While supply chain finance securitisations are considered appropriate for deals of US$100mn or more, arranging such financings does bring challenges because they require a diversified group of underlying assets and are complex to put in place in terms of legal structure, thereby incurring high set-up costs.

“For a securitisation to work, a bank needs to bring together a diversified pool of assets, covering numerous supply chain finance transactions across numerous obligors, based in various countries,” explains Chaudhary.

He adds: “Supply chain finance assets typically have maturities of 30-60 days so banks also need to keep replenishing the assets held in the securitisations.”
RBS is one bank that considers the cost of securitisation to be too high.

“We have looked at securitisation structures in the past, but the cost benefits did not stand out for us, and we have consciously decided that this is not the right time to do this,” says Ghani. “The costs of setting up such structures can be significant and these structures always tend to have long maturities, which means that you have to keep putting new trade finance assets in.” For banks interested in securitisation, there are other options. Some of the issues surrounding the scale and diversity of assets required can be resolved if banks pool together a wider range of assets.

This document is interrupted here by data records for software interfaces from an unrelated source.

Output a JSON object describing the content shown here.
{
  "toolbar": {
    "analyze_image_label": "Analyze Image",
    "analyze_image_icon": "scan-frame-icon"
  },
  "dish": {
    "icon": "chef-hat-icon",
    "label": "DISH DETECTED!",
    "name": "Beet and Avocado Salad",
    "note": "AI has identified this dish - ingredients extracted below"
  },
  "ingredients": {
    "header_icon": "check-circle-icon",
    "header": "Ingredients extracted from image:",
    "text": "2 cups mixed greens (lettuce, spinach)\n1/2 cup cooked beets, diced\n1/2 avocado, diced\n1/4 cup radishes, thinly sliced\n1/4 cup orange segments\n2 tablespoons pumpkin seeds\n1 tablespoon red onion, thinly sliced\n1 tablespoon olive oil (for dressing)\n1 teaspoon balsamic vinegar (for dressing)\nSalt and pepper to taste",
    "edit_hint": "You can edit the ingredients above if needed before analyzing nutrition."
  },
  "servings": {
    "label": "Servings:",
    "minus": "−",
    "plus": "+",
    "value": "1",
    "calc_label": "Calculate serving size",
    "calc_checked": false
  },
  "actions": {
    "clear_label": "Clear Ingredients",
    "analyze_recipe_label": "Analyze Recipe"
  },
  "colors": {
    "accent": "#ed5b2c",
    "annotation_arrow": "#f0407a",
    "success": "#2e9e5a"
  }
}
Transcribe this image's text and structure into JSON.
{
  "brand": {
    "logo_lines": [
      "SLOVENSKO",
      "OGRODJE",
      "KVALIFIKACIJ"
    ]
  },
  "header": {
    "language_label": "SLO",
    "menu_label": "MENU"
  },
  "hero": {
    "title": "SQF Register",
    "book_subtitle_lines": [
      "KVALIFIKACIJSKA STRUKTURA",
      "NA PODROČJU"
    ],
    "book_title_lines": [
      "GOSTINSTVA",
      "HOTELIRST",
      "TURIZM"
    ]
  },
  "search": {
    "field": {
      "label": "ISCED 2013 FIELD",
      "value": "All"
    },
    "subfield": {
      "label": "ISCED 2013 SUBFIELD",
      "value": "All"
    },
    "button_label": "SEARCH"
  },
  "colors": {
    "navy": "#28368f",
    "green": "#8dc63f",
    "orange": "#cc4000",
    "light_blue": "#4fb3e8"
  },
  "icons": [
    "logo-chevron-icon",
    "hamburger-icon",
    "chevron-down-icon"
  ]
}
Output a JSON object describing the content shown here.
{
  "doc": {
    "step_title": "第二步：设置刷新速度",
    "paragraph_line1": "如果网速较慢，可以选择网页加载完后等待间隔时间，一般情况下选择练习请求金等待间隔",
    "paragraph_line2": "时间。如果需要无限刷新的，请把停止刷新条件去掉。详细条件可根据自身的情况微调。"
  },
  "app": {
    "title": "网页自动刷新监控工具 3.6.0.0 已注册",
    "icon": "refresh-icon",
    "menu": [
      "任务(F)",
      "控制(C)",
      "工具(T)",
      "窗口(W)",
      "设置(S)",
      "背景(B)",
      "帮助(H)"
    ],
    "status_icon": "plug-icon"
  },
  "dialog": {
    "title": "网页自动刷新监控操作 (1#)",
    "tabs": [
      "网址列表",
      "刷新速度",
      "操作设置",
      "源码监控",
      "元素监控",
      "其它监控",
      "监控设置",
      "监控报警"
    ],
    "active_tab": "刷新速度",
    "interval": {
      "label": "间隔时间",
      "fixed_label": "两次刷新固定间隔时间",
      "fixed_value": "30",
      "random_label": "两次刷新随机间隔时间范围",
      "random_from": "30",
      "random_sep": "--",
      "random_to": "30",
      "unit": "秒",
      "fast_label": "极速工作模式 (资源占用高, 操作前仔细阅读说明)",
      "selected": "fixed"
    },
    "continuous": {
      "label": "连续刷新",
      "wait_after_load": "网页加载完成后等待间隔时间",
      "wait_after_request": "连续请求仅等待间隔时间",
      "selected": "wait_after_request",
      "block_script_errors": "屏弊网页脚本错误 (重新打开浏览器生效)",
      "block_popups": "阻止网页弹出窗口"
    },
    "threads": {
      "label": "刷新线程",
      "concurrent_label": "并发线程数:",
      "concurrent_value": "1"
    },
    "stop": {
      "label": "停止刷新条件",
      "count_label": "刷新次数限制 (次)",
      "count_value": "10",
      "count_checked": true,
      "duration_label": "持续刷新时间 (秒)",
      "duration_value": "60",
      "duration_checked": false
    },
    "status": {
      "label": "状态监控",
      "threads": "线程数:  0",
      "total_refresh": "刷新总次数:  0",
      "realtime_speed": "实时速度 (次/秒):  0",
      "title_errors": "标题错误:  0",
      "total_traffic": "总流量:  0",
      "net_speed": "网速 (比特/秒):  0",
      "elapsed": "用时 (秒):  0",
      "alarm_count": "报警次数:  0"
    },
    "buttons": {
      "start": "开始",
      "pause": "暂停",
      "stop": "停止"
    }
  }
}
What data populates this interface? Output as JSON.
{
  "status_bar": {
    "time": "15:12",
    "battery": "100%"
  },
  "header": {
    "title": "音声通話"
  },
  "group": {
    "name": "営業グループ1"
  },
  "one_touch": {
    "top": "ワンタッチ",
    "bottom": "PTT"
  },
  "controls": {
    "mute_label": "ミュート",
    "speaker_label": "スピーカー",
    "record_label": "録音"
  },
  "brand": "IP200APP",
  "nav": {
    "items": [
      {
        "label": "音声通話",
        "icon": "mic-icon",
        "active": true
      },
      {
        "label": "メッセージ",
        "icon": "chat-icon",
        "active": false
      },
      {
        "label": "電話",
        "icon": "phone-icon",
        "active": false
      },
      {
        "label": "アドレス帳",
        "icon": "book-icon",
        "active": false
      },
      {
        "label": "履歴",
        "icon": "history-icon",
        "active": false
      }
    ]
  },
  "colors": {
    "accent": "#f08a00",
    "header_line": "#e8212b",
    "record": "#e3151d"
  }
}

“If the diversity is not there, banks are likely to consider pooling together supply chain finance assets with other assets, such as trade finance assets, to create a general pool of assets for securitisation,” says Citi’s Chaudhary.

Another option is to take advantage of other banks’ multi-bank trade platforms, such as Citi’s multi-bank trade programme.

“A trade securitisation can be complex because it brings significant documentation issues, and the seller needs to ensure the true sale of assets, as well as full disclosure to all participants,” says Chaudhary.

“Multi-bank platforms represent a viable solution here because they bring multiple banks together – for the securitisation of their trade assets – which can share the costs involved and achieve a common goal much more easily.” Johnson at Bank of America Merrill Lynch believes that this may be the best route forward: “Unless you are a global bank that can originate assets across risks, instruments and geographies to create a pool of diversified assets, you are most likely to use multi-bank vehicles for securitisations,” he says.  GTR